Go through the entries below and copy every line that holds the word "text".

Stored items
━━━━
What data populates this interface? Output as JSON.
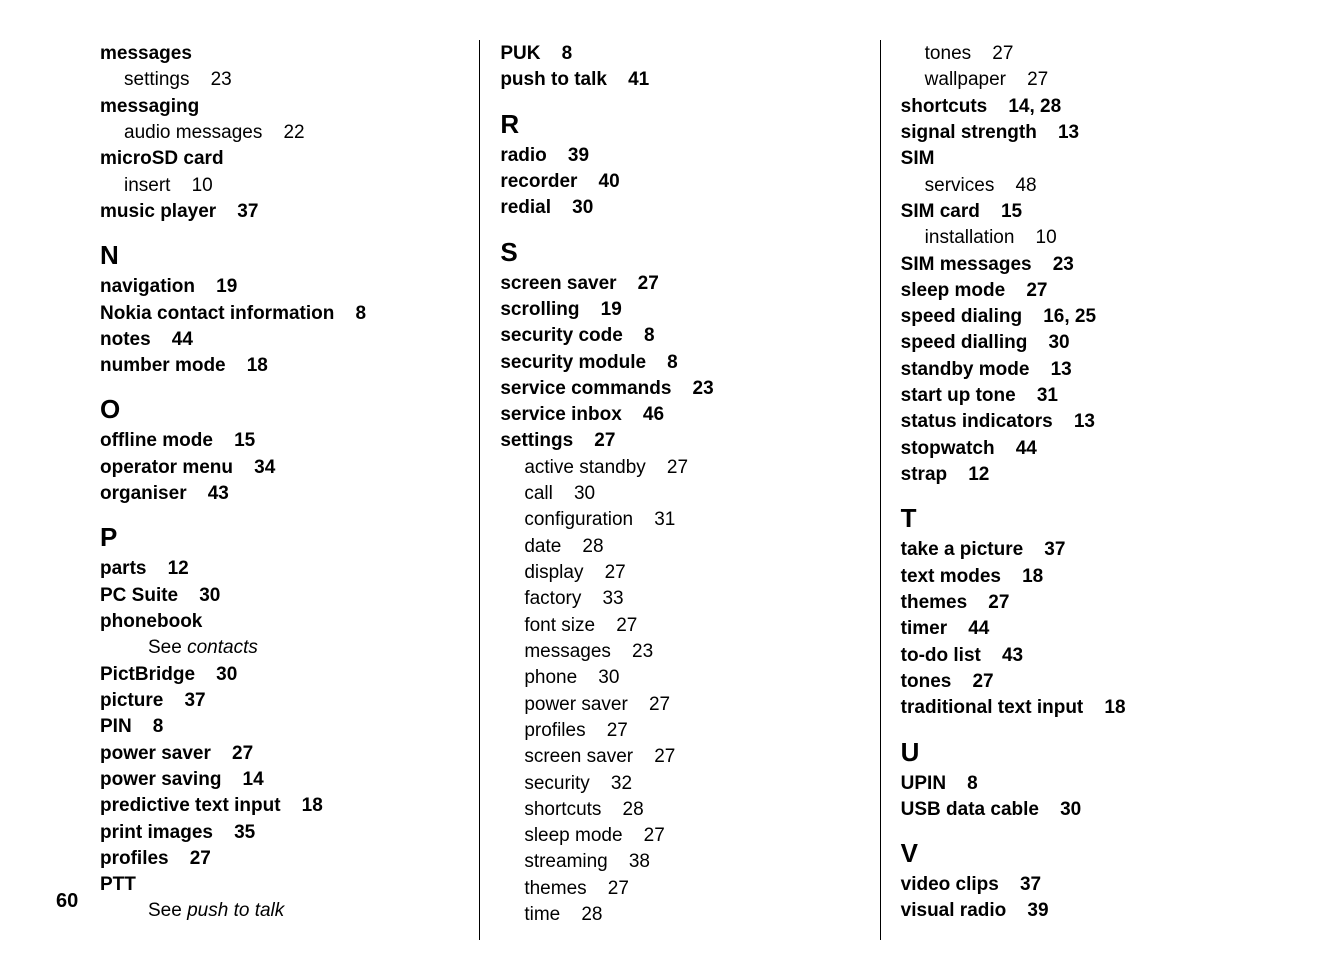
{
  "page_number": "60",
  "columns": [
    {
      "blocks": [
        {
          "type": "entry",
          "term": "messages",
          "pages": ""
        },
        {
          "type": "sub",
          "term": "settings",
          "pages": "23"
        },
        {
          "type": "entry",
          "term": "messaging",
          "pages": ""
        },
        {
          "type": "sub",
          "term": "audio messages",
          "pages": "22"
        },
        {
          "type": "entry",
          "term": "microSD card",
          "pages": ""
        },
        {
          "type": "sub",
          "term": "insert",
          "pages": "10"
        },
        {
          "type": "entry",
          "term": "music player",
          "pages": "37"
        },
        {
          "type": "letter",
          "text": "N"
        },
        {
          "type": "entry",
          "term": "navigation",
          "pages": "19"
        },
        {
          "type": "entry",
          "term": "Nokia contact information",
          "pages": "8"
        },
        {
          "type": "entry",
          "term": "notes",
          "pages": "44"
        },
        {
          "type": "entry",
          "term": "number mode",
          "pages": "18"
        },
        {
          "type": "letter",
          "text": "O"
        },
        {
          "type": "entry",
          "term": "offline mode",
          "pages": "15"
        },
        {
          "type": "entry",
          "term": "operator menu",
          "pages": "34"
        },
        {
          "type": "entry",
          "term": "organiser",
          "pages": "43"
        },
        {
          "type": "letter",
          "text": "P"
        },
        {
          "type": "entry",
          "term": "parts",
          "pages": "12"
        },
        {
          "type": "entry",
          "term": "PC Suite",
          "pages": "30"
        },
        {
          "type": "entry",
          "term": "phonebook",
          "pages": ""
        },
        {
          "type": "seeref",
          "see": "See ",
          "target": "contacts"
        },
        {
          "type": "entry",
          "term": "PictBridge",
          "pages": "30"
        },
        {
          "type": "entry",
          "term": "picture",
          "pages": "37"
        },
        {
          "type": "entry",
          "term": "PIN",
          "pages": "8"
        },
        {
          "type": "entry",
          "term": "power saver",
          "pages": "27"
        },
        {
          "type": "entry",
          "term": "power saving",
          "pages": "14"
        },
        {
          "type": "entry",
          "term": "predictive text input",
          "pages": "18"
        },
        {
          "type": "entry",
          "term": "print images",
          "pages": "35"
        },
        {
          "type": "entry",
          "term": "profiles",
          "pages": "27"
        },
        {
          "type": "entry",
          "term": "PTT",
          "pages": ""
        },
        {
          "type": "seeref",
          "see": "See ",
          "target": "push to talk"
        }
      ]
    },
    {
      "blocks": [
        {
          "type": "entry",
          "term": "PUK",
          "pages": "8"
        },
        {
          "type": "entry",
          "term": "push to talk",
          "pages": "41"
        },
        {
          "type": "letter",
          "text": "R"
        },
        {
          "type": "entry",
          "term": "radio",
          "pages": "39"
        },
        {
          "type": "entry",
          "term": "recorder",
          "pages": "40"
        },
        {
          "type": "entry",
          "term": "redial",
          "pages": "30"
        },
        {
          "type": "letter",
          "text": "S"
        },
        {
          "type": "entry",
          "term": "screen saver",
          "pages": "27"
        },
        {
          "type": "entry",
          "term": "scrolling",
          "pages": "19"
        },
        {
          "type": "entry",
          "term": "security code",
          "pages": "8"
        },
        {
          "type": "entry",
          "term": "security module",
          "pages": "8"
        },
        {
          "type": "entry",
          "term": "service commands",
          "pages": "23"
        },
        {
          "type": "entry",
          "term": "service inbox",
          "pages": "46"
        },
        {
          "type": "entry",
          "term": "settings",
          "pages": "27"
        },
        {
          "type": "sub",
          "term": "active standby",
          "pages": "27"
        },
        {
          "type": "sub",
          "term": "call",
          "pages": "30"
        },
        {
          "type": "sub",
          "term": "configuration",
          "pages": "31"
        },
        {
          "type": "sub",
          "term": "date",
          "pages": "28"
        },
        {
          "type": "sub",
          "term": "display",
          "pages": "27"
        },
        {
          "type": "sub",
          "term": "factory",
          "pages": "33"
        },
        {
          "type": "sub",
          "term": "font size",
          "pages": "27"
        },
        {
          "type": "sub",
          "term": "messages",
          "pages": "23"
        },
        {
          "type": "sub",
          "term": "phone",
          "pages": "30"
        },
        {
          "type": "sub",
          "term": "power saver",
          "pages": "27"
        },
        {
          "type": "sub",
          "term": "profiles",
          "pages": "27"
        },
        {
          "type": "sub",
          "term": "screen saver",
          "pages": "27"
        },
        {
          "type": "sub",
          "term": "security",
          "pages": "32"
        },
        {
          "type": "sub",
          "term": "shortcuts",
          "pages": "28"
        },
        {
          "type": "sub",
          "term": "sleep mode",
          "pages": "27"
        },
        {
          "type": "sub",
          "term": "streaming",
          "pages": "38"
        },
        {
          "type": "sub",
          "term": "themes",
          "pages": "27"
        },
        {
          "type": "sub",
          "term": "time",
          "pages": "28"
        }
      ]
    },
    {
      "blocks": [
        {
          "type": "sub",
          "term": "tones",
          "pages": "27"
        },
        {
          "type": "sub",
          "term": "wallpaper",
          "pages": "27"
        },
        {
          "type": "entry",
          "term": "shortcuts",
          "pages": "14, 28"
        },
        {
          "type": "entry",
          "term": "signal strength",
          "pages": "13"
        },
        {
          "type": "entry",
          "term": "SIM",
          "pages": ""
        },
        {
          "type": "sub",
          "term": "services",
          "pages": "48"
        },
        {
          "type": "entry",
          "term": "SIM card",
          "pages": "15"
        },
        {
          "type": "sub",
          "term": "installation",
          "pages": "10"
        },
        {
          "type": "entry",
          "term": "SIM messages",
          "pages": "23"
        },
        {
          "type": "entry",
          "term": "sleep mode",
          "pages": "27"
        },
        {
          "type": "entry",
          "term": "speed dialing",
          "pages": "16, 25"
        },
        {
          "type": "entry",
          "term": "speed dialling",
          "pages": "30"
        },
        {
          "type": "entry",
          "term": "standby mode",
          "pages": "13"
        },
        {
          "type": "entry",
          "term": "start up tone",
          "pages": "31"
        },
        {
          "type": "entry",
          "term": "status indicators",
          "pages": "13"
        },
        {
          "type": "entry",
          "term": "stopwatch",
          "pages": "44"
        },
        {
          "type": "entry",
          "term": "strap",
          "pages": "12"
        },
        {
          "type": "letter",
          "text": "T"
        },
        {
          "type": "entry",
          "term": "take a picture",
          "pages": "37"
        },
        {
          "type": "entry",
          "term": "text modes",
          "pages": "18"
        },
        {
          "type": "entry",
          "term": "themes",
          "pages": "27"
        },
        {
          "type": "entry",
          "term": "timer",
          "pages": "44"
        },
        {
          "type": "entry",
          "term": "to-do list",
          "pages": "43"
        },
        {
          "type": "entry",
          "term": "tones",
          "pages": "27"
        },
        {
          "type": "entry",
          "term": "traditional text input",
          "pages": "18"
        },
        {
          "type": "letter",
          "text": "U"
        },
        {
          "type": "entry",
          "term": "UPIN",
          "pages": "8"
        },
        {
          "type": "entry",
          "term": "USB data cable",
          "pages": "30"
        },
        {
          "type": "letter",
          "text": "V"
        },
        {
          "type": "entry",
          "term": "video clips",
          "pages": "37"
        },
        {
          "type": "entry",
          "term": "visual radio",
          "pages": "39"
        }
      ]
    }
  ]
}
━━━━
→ **Output of the task**
          "text": "N"
          "text": "O"
          "text": "P"
          "term": "predictive text input",
          "text": "R"
          "text": "S"
          "text": "T"
          "term": "text modes",
          "term": "traditional text input",
          "text": "U"
          "text": "V"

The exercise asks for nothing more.